At this the girls became interested in the number of ferns gatherable. Belle went one way, Bess another, and so on, until each had to call to make another hear her.

Cora ran along fearlessly. She was diving very deep into the ferny woods, and she was intent on coming out first, if it were only in a race to get ferns.

Suddenly she stopped!

What was that sound?

Surely it was some one running, and it was none of the girls!

Standing erect, listening with her nerves as well as with her ears, Cora waited.

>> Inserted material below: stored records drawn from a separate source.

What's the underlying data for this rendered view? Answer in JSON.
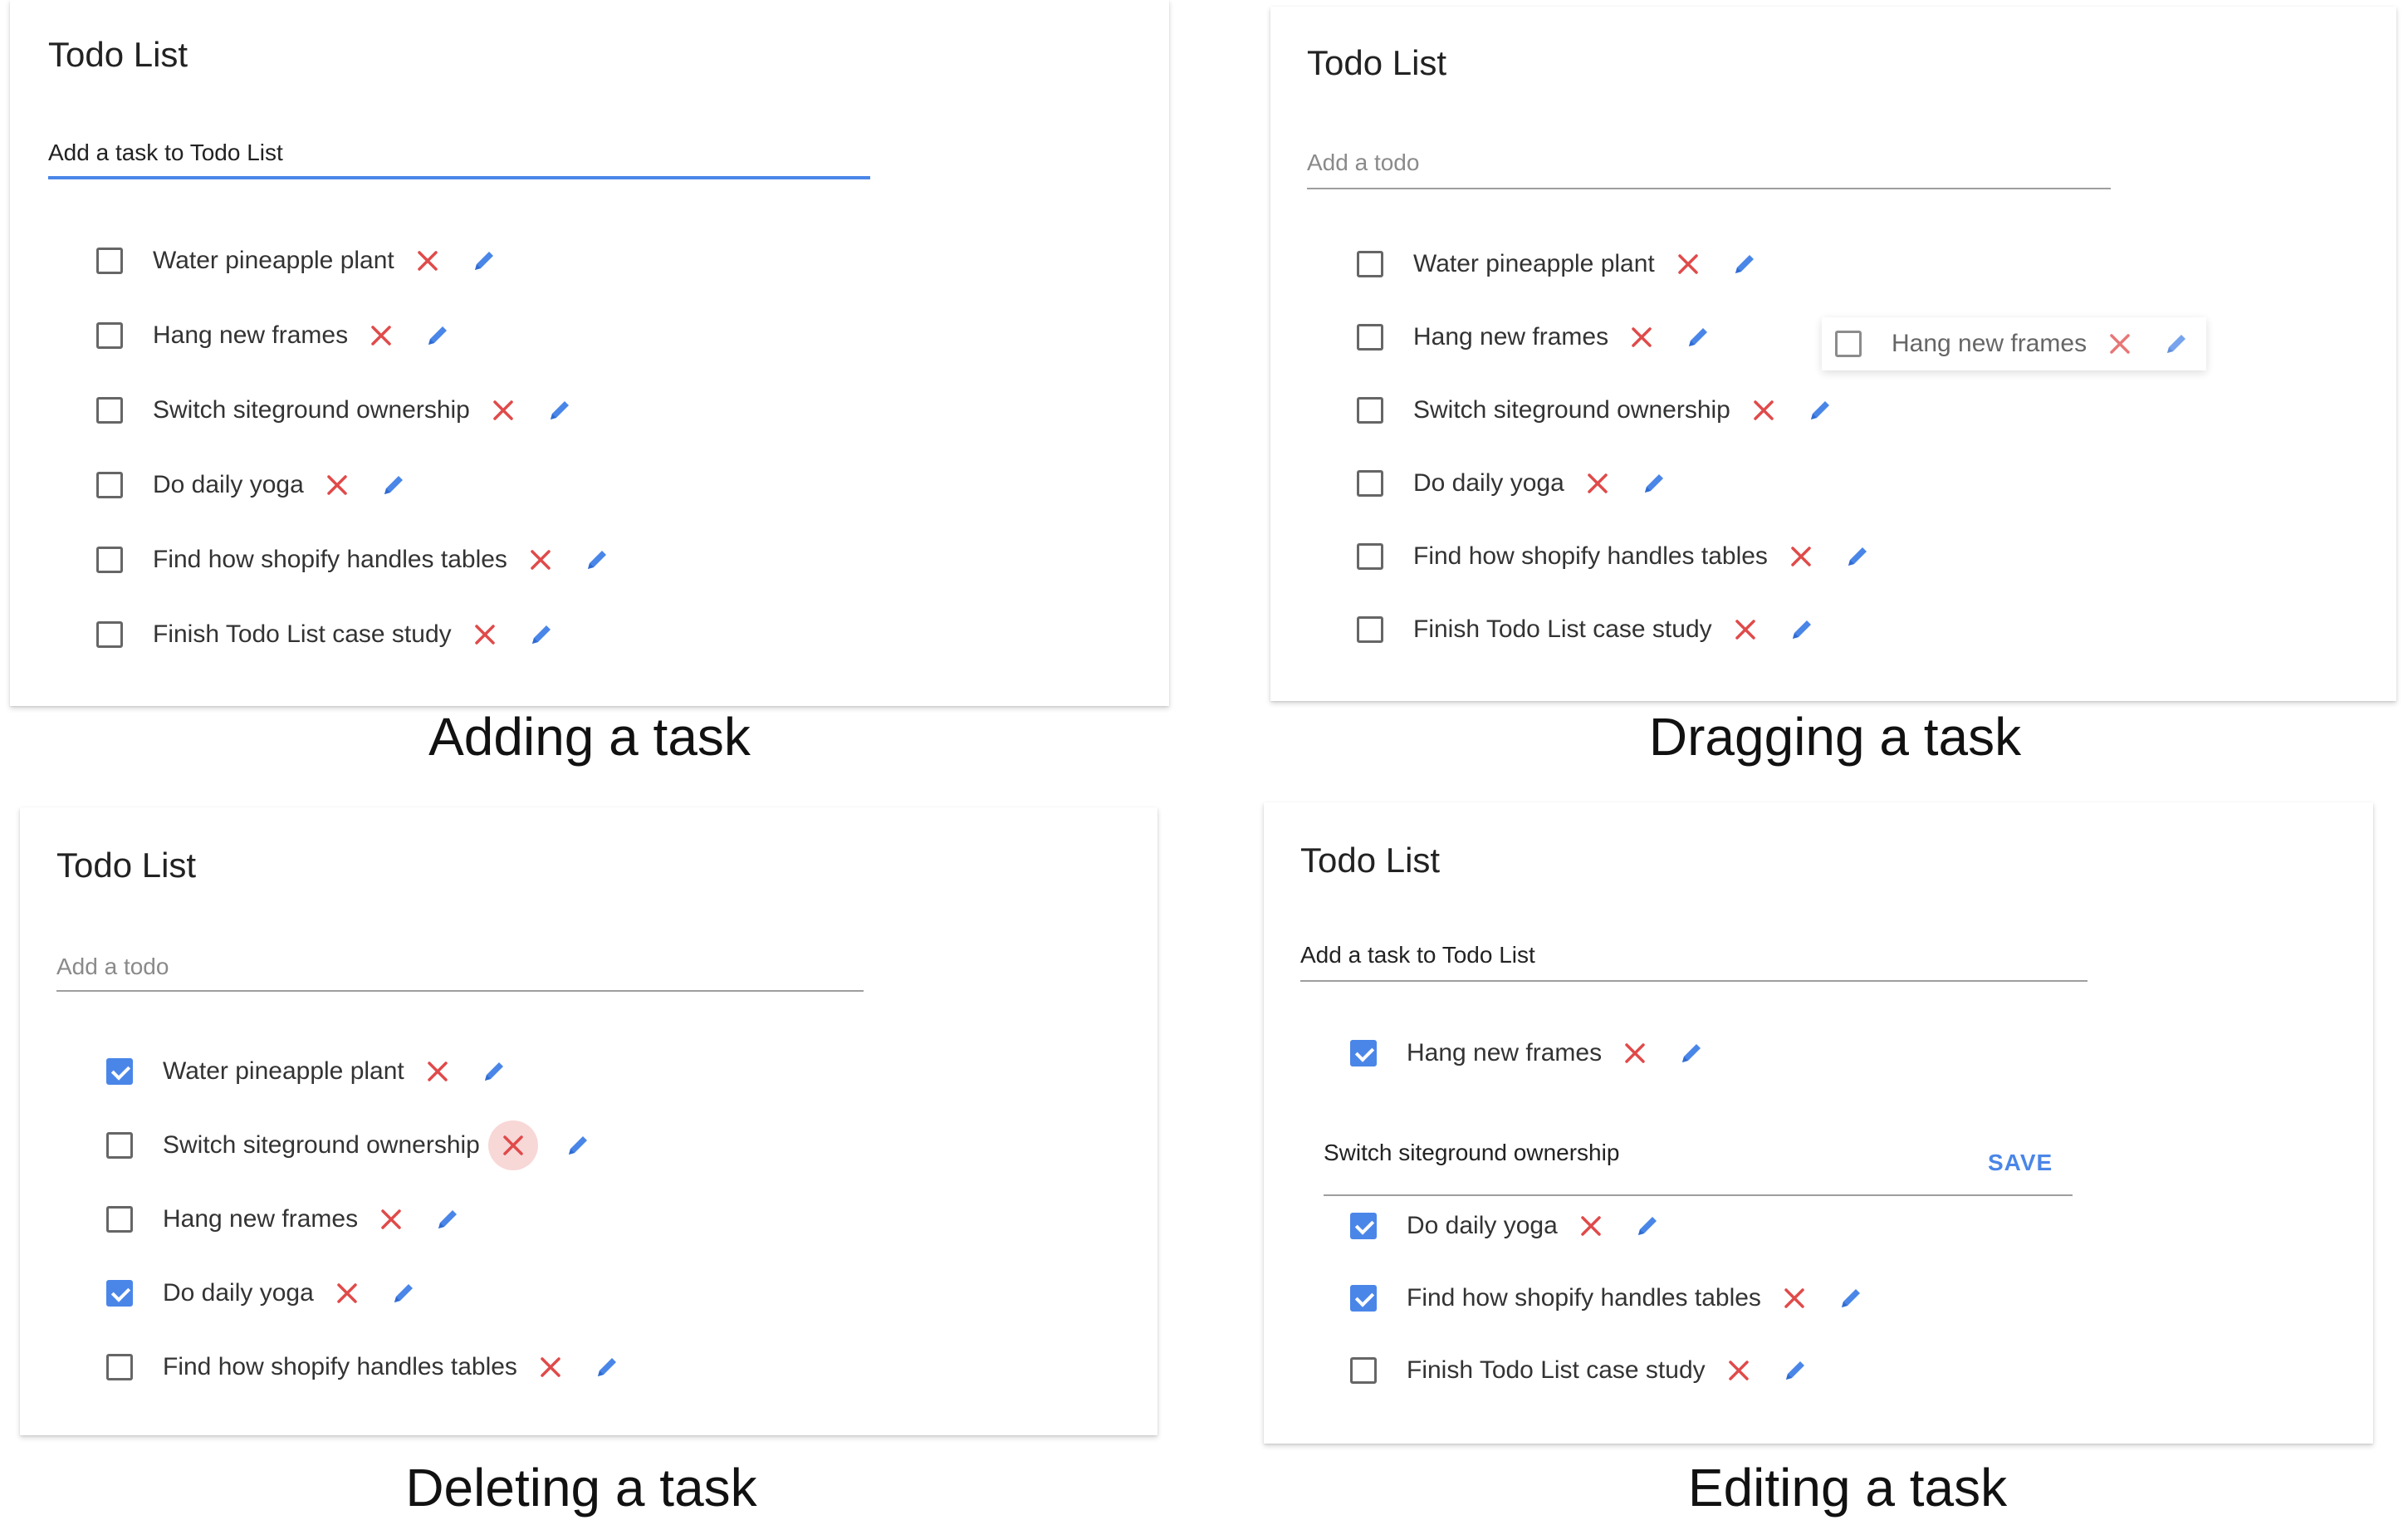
{
  "colors": {
    "accent": "#4a86e8",
    "delete": "#e04a4a",
    "checkbox": "#666666"
  },
  "panels": {
    "adding": {
      "title": "Todo List",
      "input_value": "Add a task to Todo List",
      "caption": "Adding a task",
      "tasks": [
        {
          "label": "Water pineapple plant",
          "checked": false
        },
        {
          "label": "Hang new frames",
          "checked": false
        },
        {
          "label": "Switch siteground ownership",
          "checked": false
        },
        {
          "label": "Do daily yoga",
          "checked": false
        },
        {
          "label": "Find how shopify handles tables",
          "checked": false
        },
        {
          "label": "Finish Todo List case study",
          "checked": false
        }
      ]
    },
    "dragging": {
      "title": "Todo List",
      "input_placeholder": "Add a todo",
      "caption": "Dragging a task",
      "dragged_label": "Hang new frames",
      "tasks": [
        {
          "label": "Water pineapple plant",
          "checked": false
        },
        {
          "label": "Hang new frames",
          "checked": false
        },
        {
          "label": "Switch siteground ownership",
          "checked": false
        },
        {
          "label": "Do daily yoga",
          "checked": false
        },
        {
          "label": "Find how shopify handles tables",
          "checked": false
        },
        {
          "label": "Finish Todo List case study",
          "checked": false
        }
      ]
    },
    "deleting": {
      "title": "Todo List",
      "input_placeholder": "Add a todo",
      "caption": "Deleting a task",
      "tasks": [
        {
          "label": "Water pineapple plant",
          "checked": true
        },
        {
          "label": "Switch siteground ownership",
          "checked": false
        },
        {
          "label": "Hang new frames",
          "checked": false
        },
        {
          "label": "Do daily yoga",
          "checked": true
        },
        {
          "label": "Find how shopify handles tables",
          "checked": false
        }
      ]
    },
    "editing": {
      "title": "Todo List",
      "input_value": "Add a task to Todo List",
      "caption": "Editing a task",
      "first_task": {
        "label": "Hang new frames",
        "checked": true
      },
      "edit_value": "Switch siteground ownership",
      "save_label": "SAVE",
      "tasks": [
        {
          "label": "Do daily yoga",
          "checked": true
        },
        {
          "label": "Find how shopify handles tables",
          "checked": true
        },
        {
          "label": "Finish Todo List case study",
          "checked": false
        }
      ]
    }
  }
}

That running or rustling through the leaves was very close by. Should she call the girls?

But before she could answer herself, she saw something dart across a big rock that was caressed by a great maple tree that grew over it.

"Oh!" she screamed involuntarily. Then she saw what it was. A man, a wild looking man, with long hair and a bushy beard.

He had stopped just long enough to look in the direction of Cora. She saw him distinctly. Oh! if he should run toward Bess or Belle! Hazel would not be so easily alarmed but surely this was a wild man if ever there was such a creature.

"That is the ghost of Fern Island," Cora concluded. "I must get back to the girls."

She turned and hurried in the direction from which she had heard voices. "If they have not seen him," she reflected, "I will not say anything until we get back to camp."

"I have ten different kinds of ferns," suddenly called Belle, in a voice which plainly said that no wild man had crossed her path.

"I've got eight," said Hazel. "How many have you, Cora?"

Cora glanced at her empty hands. She had dropped her ferns.

"I have tossed away mine. I was afraid of black spiders," she said evasively.

"Isn't that too bad," wailed Bess, "and none of us picked any maiden hair because we thought you had it. Let us go and get some."

"Oh, I think we had best not this time," said Cora quickly. "I really want to get to the post office landing before the mail goes out. We can come another time when I have something to kill spiders with. I never saw such huge black fellows as there are around here." This was no shading of the truth, for indeed the spiders around Cedar Lake did grow like 'turtles', Jack had declared.

"Oh, all right," agreed Belle. "But this is the most delightful island and I am coming out here again. I hope the boys will come along, for there are such great bushes of huckleberries over there that we simply couldn't climb to them alone."'

"We will invite them next time," said Cora, and when she turned over the fly wheel of her boat her hands that had held the ferns were still trembling. She looked uneasily at the shore as they darted off.

"What's the matter, Cora?" asked Hazel. "You look as if you had seen the ghost of Fern Island."

"I have," said Cora, but the girls thought she had only agreed with Hazel to avoid disagreeing.

"What boat is that?" asked Bess a moment later, looking at a small rowing craft just leaving the other side of the island.

"It's Jim Peters'" replied Cora, "we were lucky to get back into ours before he saw it. I wouldn't wonder but what he might like to take a motor boat ride in the Petrel."

"Do you suppose he really would steal a boat?" exclaimed Belle.

"He might like to try a motor, I said," replied Cora. "They say that Jim Peters tries everything on Cedar Lake, even to running a shooting gallery. But see! He is reading a letter! Where ever did he get a letter on this barren island?"

"Maybe he carries the mail for the ghost," said Hazel, with a laugh.